DATASET RECORDS —
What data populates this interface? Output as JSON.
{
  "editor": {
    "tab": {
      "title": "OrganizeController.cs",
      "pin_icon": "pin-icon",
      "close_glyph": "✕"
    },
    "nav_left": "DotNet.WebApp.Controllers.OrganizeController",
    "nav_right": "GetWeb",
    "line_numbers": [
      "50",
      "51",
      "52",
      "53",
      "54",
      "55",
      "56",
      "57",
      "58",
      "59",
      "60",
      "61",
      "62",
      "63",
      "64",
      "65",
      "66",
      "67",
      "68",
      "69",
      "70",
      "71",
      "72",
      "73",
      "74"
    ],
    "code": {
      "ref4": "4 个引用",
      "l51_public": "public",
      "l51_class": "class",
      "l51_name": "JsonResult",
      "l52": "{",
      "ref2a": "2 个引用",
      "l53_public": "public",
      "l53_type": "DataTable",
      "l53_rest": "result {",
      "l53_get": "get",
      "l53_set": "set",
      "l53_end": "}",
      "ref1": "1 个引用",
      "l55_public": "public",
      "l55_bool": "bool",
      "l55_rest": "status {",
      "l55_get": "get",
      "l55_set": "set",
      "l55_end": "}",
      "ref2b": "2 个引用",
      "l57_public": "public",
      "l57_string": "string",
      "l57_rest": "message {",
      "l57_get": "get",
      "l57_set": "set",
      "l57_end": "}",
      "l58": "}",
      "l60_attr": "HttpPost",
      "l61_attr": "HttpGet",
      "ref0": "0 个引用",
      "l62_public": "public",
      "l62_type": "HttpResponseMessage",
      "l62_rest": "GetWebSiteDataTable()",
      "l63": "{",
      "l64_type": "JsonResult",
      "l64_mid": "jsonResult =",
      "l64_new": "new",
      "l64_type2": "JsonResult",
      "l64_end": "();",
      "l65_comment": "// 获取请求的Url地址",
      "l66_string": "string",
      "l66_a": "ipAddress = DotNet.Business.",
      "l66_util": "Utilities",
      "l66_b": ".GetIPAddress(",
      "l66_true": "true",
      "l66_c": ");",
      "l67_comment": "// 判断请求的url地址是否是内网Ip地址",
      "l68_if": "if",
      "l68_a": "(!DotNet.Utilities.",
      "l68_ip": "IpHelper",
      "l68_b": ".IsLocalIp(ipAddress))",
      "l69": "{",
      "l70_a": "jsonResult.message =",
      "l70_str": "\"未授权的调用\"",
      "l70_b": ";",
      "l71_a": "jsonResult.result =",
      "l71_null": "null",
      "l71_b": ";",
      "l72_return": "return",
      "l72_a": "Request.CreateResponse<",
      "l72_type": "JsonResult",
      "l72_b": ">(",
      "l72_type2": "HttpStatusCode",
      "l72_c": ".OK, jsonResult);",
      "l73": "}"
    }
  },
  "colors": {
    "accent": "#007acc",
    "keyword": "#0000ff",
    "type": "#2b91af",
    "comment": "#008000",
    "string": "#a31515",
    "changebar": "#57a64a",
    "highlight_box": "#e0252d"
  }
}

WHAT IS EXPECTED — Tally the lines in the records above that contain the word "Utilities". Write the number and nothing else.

ANSWER BOX — 2